I've spend enough time living out of a dome tent to know that I don't want to do this if we can at all help it. So to get past this, I've been looking into prospector tents. These durable canvas tents are tough, look good, and last a long time. I'd like to maybe throw up a few of these, and build some simple plywood platforms to get us off of the ground.

A cook tent, or shade structure will work as a kitchen/bar, so long as we can lock our gear up in the storage shed. And for the fireplace, I found a guy who goes by the name Satan, who does really cool metal fabrication, and sculpting. Hopefully his prices aren't too high, or diabolical.

Tuesday, January 02, 2007

"We don't even know what we bought"

Finally, FINALLY we have closed the deal on the land. It was a long time coming. The developer had to settle a few subdivision issues with the Island Trust (or something like that), and this took until late December, and then suddenly our conveyancer suddenly tells us: "we-have-to-close-right-now. NOW damn you!"

Tammy ran around like a fart in a mitt to get all of our paper work together, and transfer the money, but it's done, and so now we're left with a "oh no... whadda we gonna do now?" sorta feeling.

Seriously. We don't even know what we bought. I think we've actually seen about 5% of the 5 acres, and I don't really remember it all that well.
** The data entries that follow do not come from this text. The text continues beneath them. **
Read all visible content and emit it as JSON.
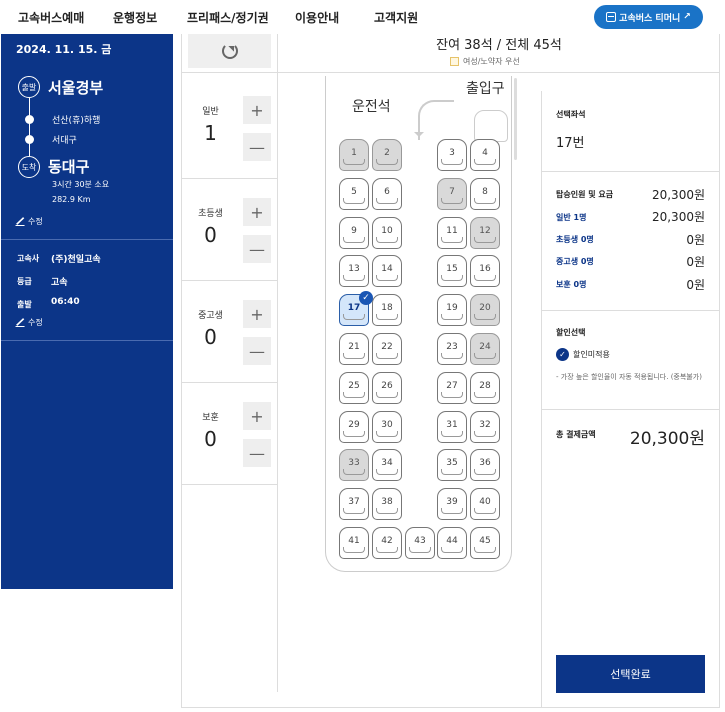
{
  "nav": {
    "items": [
      "고속버스예매",
      "운행정보",
      "프리패스/정기권",
      "이용안내",
      "고객지원"
    ],
    "tmoney": "고속버스 티머니"
  },
  "sidebar": {
    "date": "2024. 11. 15. 금",
    "depart_badge": "출발",
    "depart_city": "서울경부",
    "stops": [
      "선산(휴)하행",
      "서대구"
    ],
    "arrive_badge": "도착",
    "arrive_city": "동대구",
    "duration": "3시간 30분 소요",
    "distance": "282.9 Km",
    "edit": "수정",
    "company_label": "고속사",
    "company": "(주)천일고속",
    "grade_label": "등급",
    "grade": "고속",
    "time_label": "출발",
    "time": "06:40",
    "edit2": "수정"
  },
  "seat_header": {
    "remain": "잔여 38석 / 전체 45석",
    "legend": "여성/노약자 우선"
  },
  "passengers": [
    {
      "label": "일반",
      "count": "1"
    },
    {
      "label": "초등생",
      "count": "0"
    },
    {
      "label": "중고생",
      "count": "0"
    },
    {
      "label": "보훈",
      "count": "0"
    }
  ],
  "bus": {
    "driver": "운전석",
    "entrance": "출입구",
    "taken": [
      "1",
      "2",
      "7",
      "12",
      "20",
      "24",
      "33"
    ],
    "selected": "17",
    "seats": [
      "1",
      "2",
      "3",
      "4",
      "5",
      "6",
      "7",
      "8",
      "9",
      "10",
      "11",
      "12",
      "13",
      "14",
      "15",
      "16",
      "17",
      "18",
      "19",
      "20",
      "21",
      "22",
      "23",
      "24",
      "25",
      "26",
      "27",
      "28",
      "29",
      "30",
      "31",
      "32",
      "33",
      "34",
      "35",
      "36",
      "37",
      "38",
      "39",
      "40",
      "41",
      "42",
      "43",
      "44",
      "45"
    ]
  },
  "summary": {
    "selected_title": "선택좌석",
    "selected_value": "17번",
    "fare_label": "탑승인원 및 요금",
    "fare_value": "20,300원",
    "rows": [
      {
        "label": "일반 1명",
        "value": "20,300원"
      },
      {
        "label": "초등생 0명",
        "value": "0원"
      },
      {
        "label": "중고생 0명",
        "value": "0원"
      },
      {
        "label": "보훈 0명",
        "value": "0원"
      }
    ],
    "discount_title": "할인선택",
    "discount_option": "할인미적용",
    "discount_note": "- 가장 높은 할인율이 자동 적용됩니다. (중복불가)",
    "total_label": "총 결제금액",
    "total_value": "20,300원",
    "confirm": "선택완료"
  }
}
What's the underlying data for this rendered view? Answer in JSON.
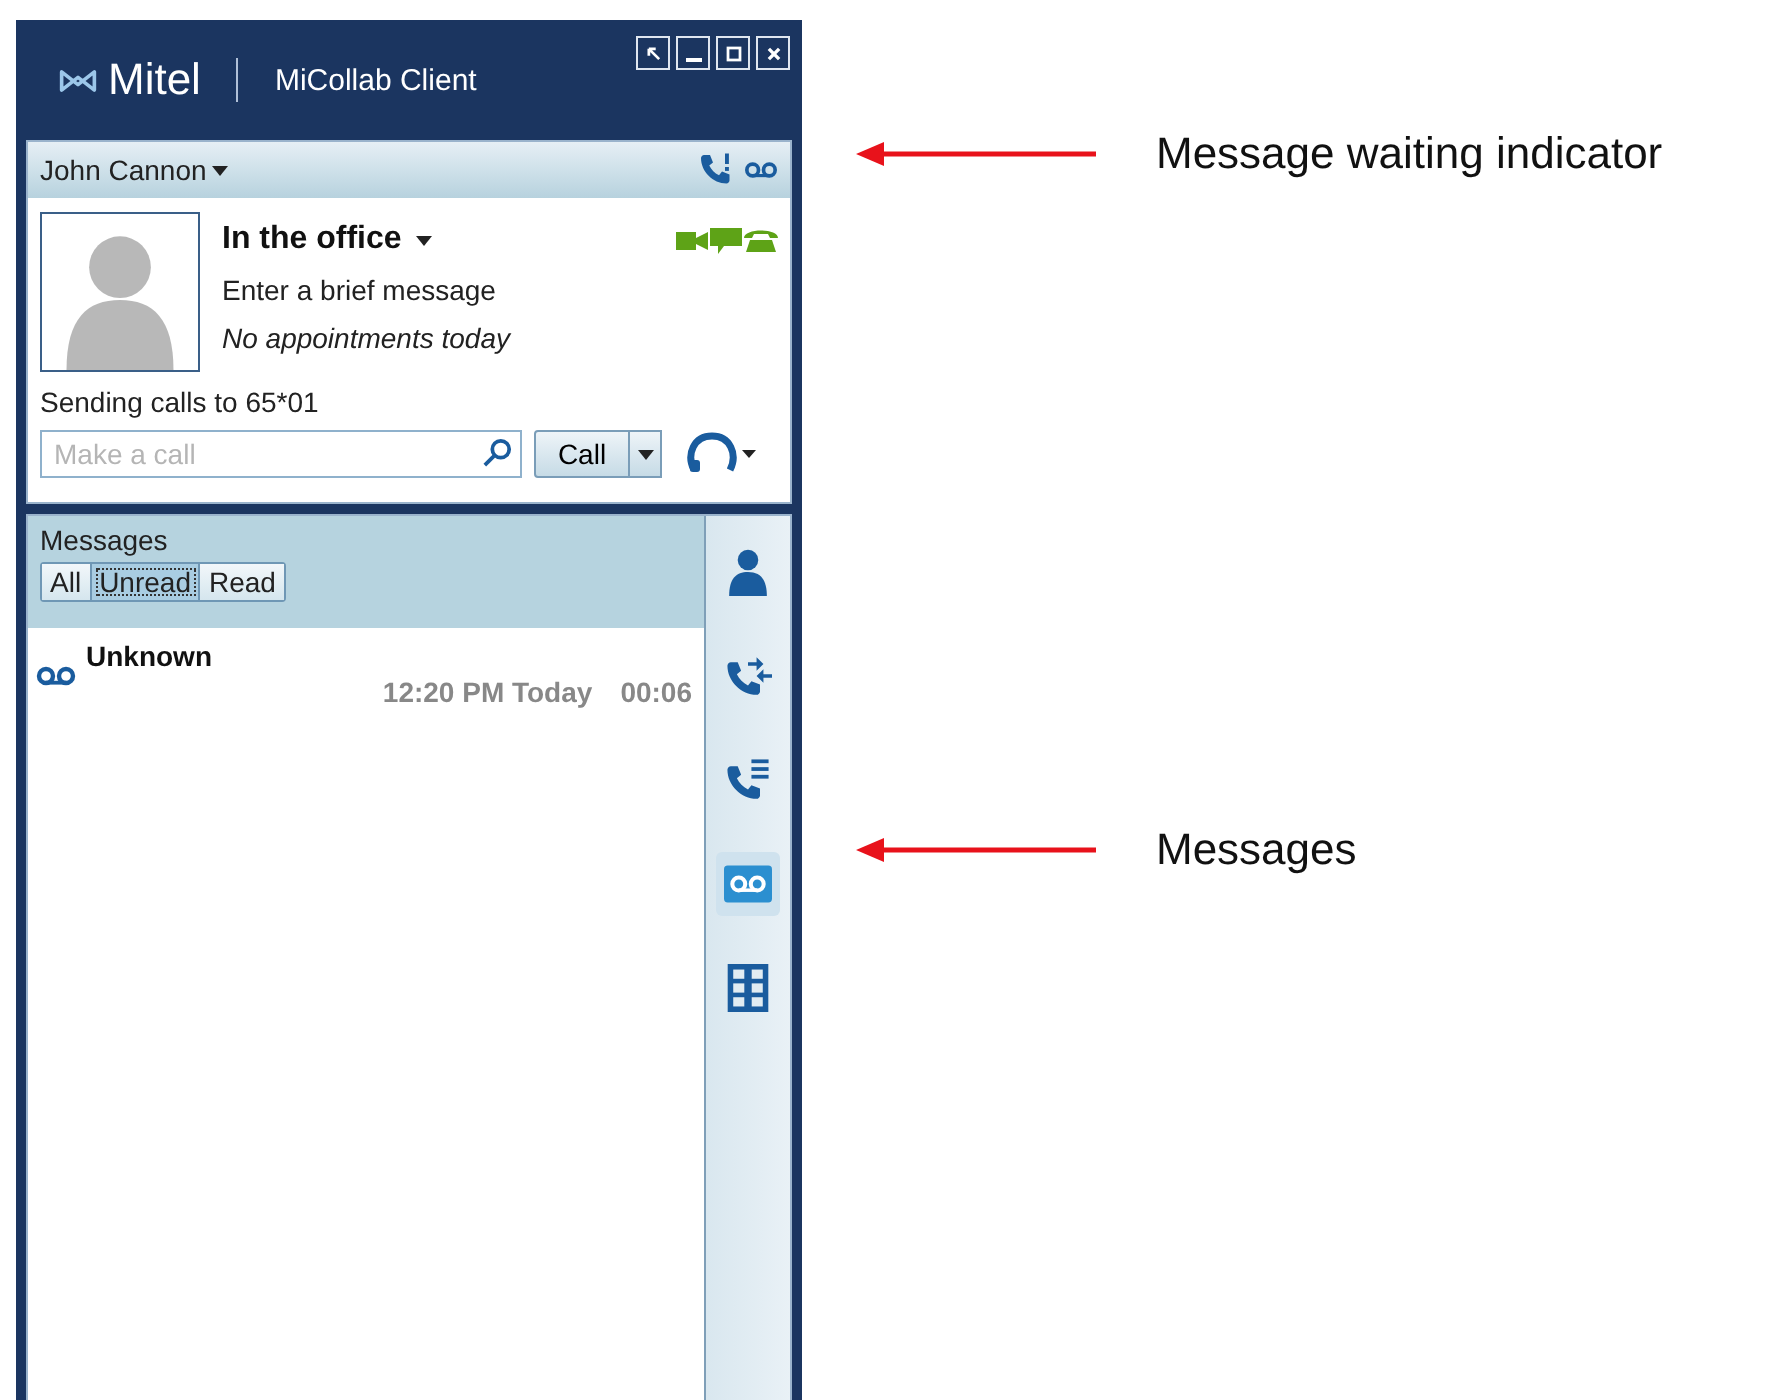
{
  "window": {
    "brand": "Mitel",
    "title": "MiCollab Client"
  },
  "profile": {
    "name": "John Cannon",
    "status": "In the office",
    "message": {
      "placeholder": "Enter a brief message"
    },
    "appointments": "No appointments today",
    "forwarding": "Sending calls to 65*01",
    "call_field": {
      "placeholder": "Make a call"
    },
    "call_button": "Call"
  },
  "messages": {
    "title": "Messages",
    "filters": [
      {
        "label": "All",
        "selected": false
      },
      {
        "label": "Unread",
        "selected": true
      },
      {
        "label": "Read",
        "selected": false
      }
    ],
    "items": [
      {
        "caller": "Unknown",
        "time": "12:20 PM Today",
        "duration": "00:06"
      }
    ]
  },
  "rail": [
    {
      "kind": "contacts",
      "selected": false
    },
    {
      "kind": "call-history",
      "selected": false
    },
    {
      "kind": "call-log",
      "selected": false
    },
    {
      "kind": "voicemail",
      "selected": true
    },
    {
      "kind": "dialpad",
      "selected": false
    }
  ],
  "annotations": [
    {
      "text": "Message waiting indicator"
    },
    {
      "text": "Messages"
    }
  ]
}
I think we're going to plan a visit as soon as the weather improves, and do some exploring.

The current plan o' the week is to simple set up a skookum camp that we can use for the next few years while we get our shit together to build a proper cabin.